In the summer of 2014 I was evicted from my apartment which uprooted my life in the city. Barely making ends meet as it was I left in an unconventional fashion. I boarded the “Peoples Climate Train” with other climate, environmental, and food justice activist that took us on a cross country Amtrak ride from Emeryville to New York City to participate in the “Peoples Climate March” with close to a half million other people deeply concerned about the human relationship to our ecologic systems. It was one of the most moving experiences of my life. On the train was journalist and writer Christopher Cook who shared his knowledge of our countries corrupt and nonsensical food system. He changed the way I looked at food and agriculture. I knew at that point I wanted to be a part of systemic change and learn how to farm using sustainable methods.

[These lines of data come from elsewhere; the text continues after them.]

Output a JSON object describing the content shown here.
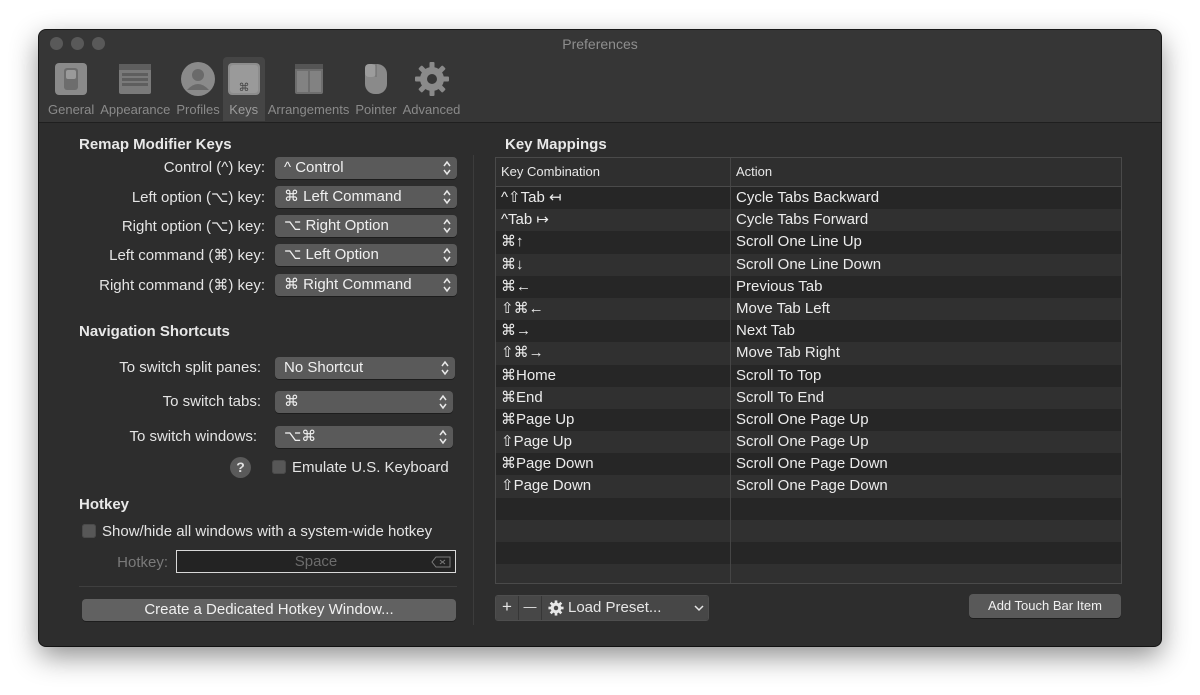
{
  "window": {
    "title": "Preferences"
  },
  "toolbar": {
    "items": [
      {
        "label": "General",
        "icon": "switch-icon",
        "active": false
      },
      {
        "label": "Appearance",
        "icon": "window-icon",
        "active": false
      },
      {
        "label": "Profiles",
        "icon": "person-icon",
        "active": false
      },
      {
        "label": "Keys",
        "icon": "command-key-icon",
        "active": true
      },
      {
        "label": "Arrangements",
        "icon": "stacked-windows-icon",
        "active": false
      },
      {
        "label": "Pointer",
        "icon": "mouse-icon",
        "active": false
      },
      {
        "label": "Advanced",
        "icon": "gear-icon",
        "active": false
      }
    ]
  },
  "remap": {
    "title": "Remap Modifier Keys",
    "rows": [
      {
        "label": "Control (^) key:",
        "value": "^ Control"
      },
      {
        "label": "Left option (⌥) key:",
        "value": "⌘ Left Command"
      },
      {
        "label": "Right option (⌥) key:",
        "value": "⌥ Right Option"
      },
      {
        "label": "Left command (⌘) key:",
        "value": "⌥ Left Option"
      },
      {
        "label": "Right command (⌘) key:",
        "value": "⌘ Right Command"
      }
    ]
  },
  "navigation": {
    "title": "Navigation Shortcuts",
    "rows": [
      {
        "label": "To switch split panes:",
        "value": "No Shortcut"
      },
      {
        "label": "To switch tabs:",
        "value": "⌘"
      },
      {
        "label": "To switch windows:",
        "value": "⌥⌘"
      }
    ],
    "help": "?",
    "emulate_label": "Emulate U.S. Keyboard"
  },
  "hotkey": {
    "title": "Hotkey",
    "show_hide_label": "Show/hide all windows with a system-wide hotkey",
    "field_label": "Hotkey:",
    "field_value": "Space",
    "create_button": "Create a Dedicated Hotkey Window..."
  },
  "key_mappings": {
    "title": "Key Mappings",
    "columns": [
      "Key Combination",
      "Action"
    ],
    "rows": [
      {
        "combo": "^⇧Tab ↤",
        "action": "Cycle Tabs Backward"
      },
      {
        "combo": "^Tab ↦",
        "action": "Cycle Tabs Forward"
      },
      {
        "combo": "⌘↑",
        "action": "Scroll One Line Up"
      },
      {
        "combo": "⌘↓",
        "action": "Scroll One Line Down"
      },
      {
        "combo": "⌘←",
        "action": "Previous Tab"
      },
      {
        "combo": "⇧⌘←",
        "action": "Move Tab Left"
      },
      {
        "combo": "⌘→",
        "action": "Next Tab"
      },
      {
        "combo": "⇧⌘→",
        "action": "Move Tab Right"
      },
      {
        "combo": "⌘Home",
        "action": "Scroll To Top"
      },
      {
        "combo": "⌘End",
        "action": "Scroll To End"
      },
      {
        "combo": "⌘Page Up",
        "action": "Scroll One Page Up"
      },
      {
        "combo": "⇧Page Up",
        "action": "Scroll One Page Up"
      },
      {
        "combo": "⌘Page Down",
        "action": "Scroll One Page Down"
      },
      {
        "combo": "⇧Page Down",
        "action": "Scroll One Page Down"
      }
    ],
    "add": "+",
    "remove": "—",
    "load_preset": "Load Preset...",
    "add_touch_bar": "Add Touch Bar Item"
  }
}
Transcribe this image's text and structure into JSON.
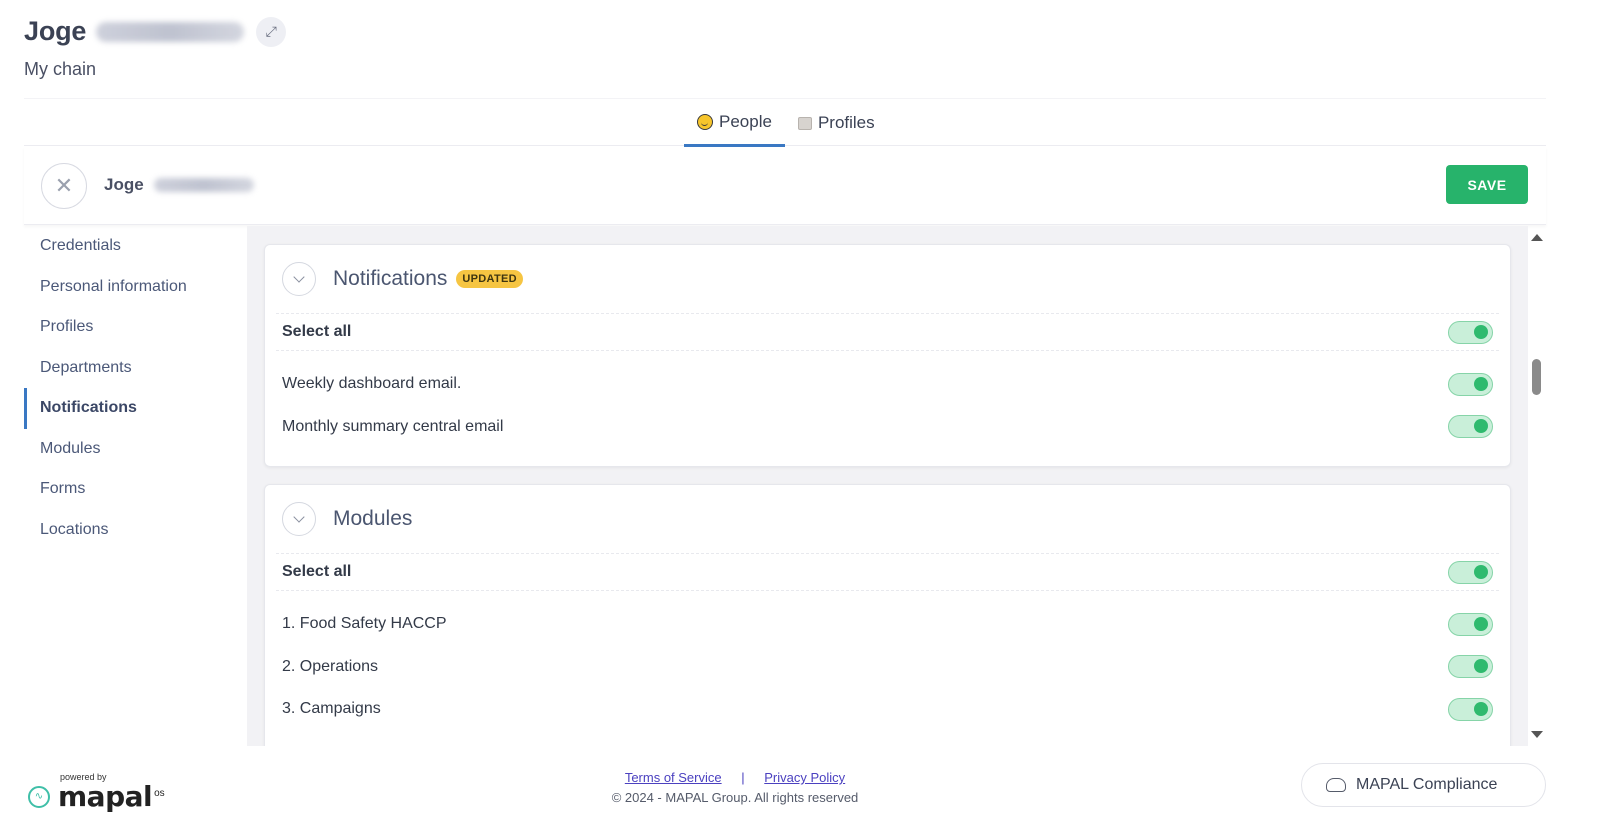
{
  "header": {
    "user_name": "Joge",
    "subtitle": "My chain"
  },
  "tabs": [
    {
      "label": "People",
      "active": true,
      "icon": "smiley-icon"
    },
    {
      "label": "Profiles",
      "active": false,
      "icon": "box-icon"
    }
  ],
  "edit_bar": {
    "name": "Joge",
    "save_label": "SAVE"
  },
  "sidebar": {
    "items": [
      {
        "label": "Credentials",
        "active": false
      },
      {
        "label": "Personal information",
        "active": false
      },
      {
        "label": "Profiles",
        "active": false
      },
      {
        "label": "Departments",
        "active": false
      },
      {
        "label": "Notifications",
        "active": true
      },
      {
        "label": "Modules",
        "active": false
      },
      {
        "label": "Forms",
        "active": false
      },
      {
        "label": "Locations",
        "active": false
      }
    ]
  },
  "notifications_card": {
    "title": "Notifications",
    "badge": "UPDATED",
    "select_all": "Select all",
    "select_all_on": true,
    "items": [
      {
        "label": "Weekly dashboard email.",
        "on": true
      },
      {
        "label": "Monthly summary central email",
        "on": true
      }
    ]
  },
  "modules_card": {
    "title": "Modules",
    "select_all": "Select all",
    "select_all_on": true,
    "items": [
      {
        "label": "1. Food Safety HACCP",
        "on": true
      },
      {
        "label": "2. Operations",
        "on": true
      },
      {
        "label": "3. Campaigns",
        "on": true
      }
    ]
  },
  "footer": {
    "powered_by": "powered by",
    "brand": "mapal",
    "brand_suffix": "os",
    "terms": "Terms of Service",
    "separator": "|",
    "privacy": "Privacy Policy",
    "copyright": "© 2024 - MAPAL Group. All rights reserved",
    "compliance_button": "MAPAL Compliance"
  },
  "colors": {
    "accent": "#3a78c3",
    "save": "#27b36b",
    "toggle_on": "#2fba6e",
    "badge": "#f6c542"
  }
}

I moved to Little Rock, Arkansas in early 2015 and started working on a small organic farm called Sue’s Garden. It was a crash course in farming and farm business fundamentals. To me there is no more fulfilling feeling then the connection I have to land and food when farming, a feeling I plan on pursuing the rest of my life.
Little Fox Foods Co-op (LFFC) is a wholesale foods worker owned cooperative. Incorporated with the state of Arkansas in late 2015, it began a relationship with Meadowcreek Inc., a non-profit organization which helps incubate beginner farmer entrepreneurship. Meadowcreek Inc. deeded 5 acres of farmland to LFFC . Little Fox Farm, will be cultivated by members of LFFC. The five members of LFFC have farming experience that ranges from beginner farmers, to experienced farm hands, to an experienced farm manager. Little Fox Farm will cultivate southern staples but will primarily focus on Traditional Chinese Medicinal (TCM) crops and building healthy soil fertility. LFFC believes that TCM crops could become a new Southern cash crop. In the summer of 2015 members of LFFC cultivated “Tulsi Basil” and did market testing on its production with outstanding results. They found Tulsi to be a resilient crop that found a market easily. Main Street Apothecary in Little Rock purchased Tulsi from LFFC at $25 a pound. LFFC has lined up companies in Texas (Herbalogic) and North Carolina (Gaia Herbs) to buy TCM crops in bulk. LFFC has plans to value add their TCM crops in lines of local boxed tea. The produce that LFFC cultivates will also be value added in lines of kim chi, saurkraut, and seasonal goods. We will look to our rural Arkansas neighbor farms to provide produce we can’t grow ourselves to provide consumers with the freshest and healthiest wholesale products in the market. LFFC is in the process of product testing our lines of value added products and has started a marketing and bootstrapping campaign by doing catering events in popular Little Rock small businesses such as Stones Throw Brewery. LFFC understands the importance of having a rural to urban connection in the local food economy.
$5000 Loan Distribution:
$220- Certified Naturally Grown certification
$900- general farm equipment including weekend rental of wood chipper to amend soil and greenhouse repair
$210- soil additives
$220- irrigation lines
$600- initial value added wholesale inventory
$600- initial value added wholesale packaging
$400- tractor repair
$300- tractor supplies
$350- business licensure renewal
The cultivation of our farm will have long term financial gain impacts on our business. In the short term the initial inventory and packaging will enable our value added wholesale product line to start turning profit and give us working capital as well as establishing distribution lines into Arkansas urban centers of Clinton, Conway, and Little Rock.
So far Little Fox Foods Co-op has been a bootstrapped operation with members using their own funds and using funds from catering gigs and test production runs for the growth of the company. This will be the businesses first loan and first initial capital to expand the business like we haven’t been able to before and will provide space to be innovative in reaching wholesale foods markets.
-Little Fox Foods Co-op